Biased Media Reporting on the New Santer et al. Study Regarding Satellite Tropospheric Temperature Trends – Watts Up With That? Reposted from Dr.
Roy Spencer’s Blog June 9th, 2021 by Roy W. Spencer, Ph. D. HadCRUT5 shows 14% more global warming since 1850 than HadCRUT4 – Watts Up With That? By Christopher Monckton of Brenchley They’re at it again.
The old lady of temperature datasets – HadCRUT, the only global dataset to reach back to 1850 – has released its revised monthly global mean surface temperature anomalies for 1850-2020. Calibrating the CERES Image of the Earth’s Radiant Emission to Space. UAH, RSS, NOAA, UW: Which Satellite Dataset Should We Believe? Reposted from Dr.
Roy Spencer’s Blog April 23rd, 2019 by Roy W. Is Satellite Altimeter-based Sea Level Rise Acceleration from a Biased Water Vapor Correction? SUMMARY: Evidence is presented that an over-correction of satellite altimeter data for increasing water vapor might be at least partly responsible for the claimed “acceleration” of recent sea level rise.

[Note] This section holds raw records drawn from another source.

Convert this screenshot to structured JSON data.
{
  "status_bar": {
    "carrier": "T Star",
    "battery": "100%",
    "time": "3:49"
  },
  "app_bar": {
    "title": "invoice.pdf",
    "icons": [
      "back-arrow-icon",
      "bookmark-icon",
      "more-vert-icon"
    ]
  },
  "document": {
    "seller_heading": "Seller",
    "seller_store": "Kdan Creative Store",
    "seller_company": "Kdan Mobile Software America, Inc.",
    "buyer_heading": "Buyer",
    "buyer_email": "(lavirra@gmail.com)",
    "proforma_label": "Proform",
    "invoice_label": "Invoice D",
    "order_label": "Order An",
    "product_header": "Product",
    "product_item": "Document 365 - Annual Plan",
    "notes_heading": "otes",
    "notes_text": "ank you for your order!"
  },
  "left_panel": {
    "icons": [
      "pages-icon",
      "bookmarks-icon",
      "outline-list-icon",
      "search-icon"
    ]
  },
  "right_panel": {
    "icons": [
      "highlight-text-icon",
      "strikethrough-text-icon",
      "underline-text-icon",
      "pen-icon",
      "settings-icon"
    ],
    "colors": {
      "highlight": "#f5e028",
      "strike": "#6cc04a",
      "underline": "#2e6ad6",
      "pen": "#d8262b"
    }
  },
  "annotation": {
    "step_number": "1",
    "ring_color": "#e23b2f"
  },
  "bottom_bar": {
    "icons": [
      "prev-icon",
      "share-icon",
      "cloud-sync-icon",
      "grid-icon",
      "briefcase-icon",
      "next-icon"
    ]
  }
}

UPDATE: A day after posting this, I did a rough calculation of how large the error in altimeter-based sea level rise could possibly be. The altimeter correction made for water vapor is about 6 mm in sea level height for every 1 mm increase in tropospheric water vapor. The trend in oceanic water vapor over 1993-2018 has been 0.48 mm/decade, which would require about [6.1 x 0.48=] ~3 mm/decade adjustment from increasing vapor.
Weather satellite wanders through time, space, causing stray warming to contaminate data. In the late 1990s, the NOAA-14 weather satellite went wandering through time and space, apparently changing the record of Earth's climate as it went.
Designed for an orbit synchronized with the sun, NOAA-14's orbit from pole to pole was supposed to cross the equator at 1:30 p.m. on the sunlit side of the globe and at 1:30 a.m. on the dark side, 14 times each day. One of the instruments it carried was a microwave sounding unit (MSU), which looked down at the world and collected data on temperatures in Earth's atmosphere and how those temperatures changed through time. UAH finds a warming error in satellite data, lowers “tropical hotspot” temperature trend, contradicts IPCC models. From the University of Alabama, Huntsville via email from Dr.
John Christy. Weather Satellite Wanders Through Time, Space, Causing Stray Warming to Contaminate Data In the late 1990s, the NOAA-14 weather satellite went wandering through time and space, apparently changing the record of Earth’s climate as it went. Designed for an orbit synchronized with the sun, NOAA-14’s orbit from pole to pole was supposed to cross the equator at 1:30 p.m. on the sunlit side of the globe and at 1:30 a.m. on the dark side, 14 times each day. Roy Spencer On Satellite v Surface Data. By Paul Homewood With the continuing divergence of surface and satellite temperature records, it is worth revisiting what Roy Spencer had to say on the issue in 2014: Much is being made of the “global” surface thermometer data, which three-quarters the way through 2014 is now suggesting the global average this year will be the warmest in the modern instrumental record.
I claim 2014 won’t be the warmest global-average year on record. ..if for no other reason than this: thermometers cannot measure global averages — only satellites can. Mystery solved: Rain means satellite and surface temps are different. Climate models didn’t predict this… A funny thing happens when you line up satellite and surface temperatures over Australia.
A lot of the time they are very close, but some years the surface records from the Australian Bureau of Meteorology (BOM) are cooler by a full half a degree than the UAH satellite readings. Before anyone yells “adjustments”, this appears to be a real difference of instruments, but solving this mystery turns up a rather major flaw in climate models. Bill Kininmonth wondered if those cooler-BOM years were also wetter years when more rain fell. So Tom Quirk got the rainfall data and discovered that rainfall in Australia has a large effect on the temperatures recorded by the sensors five feet off the ground.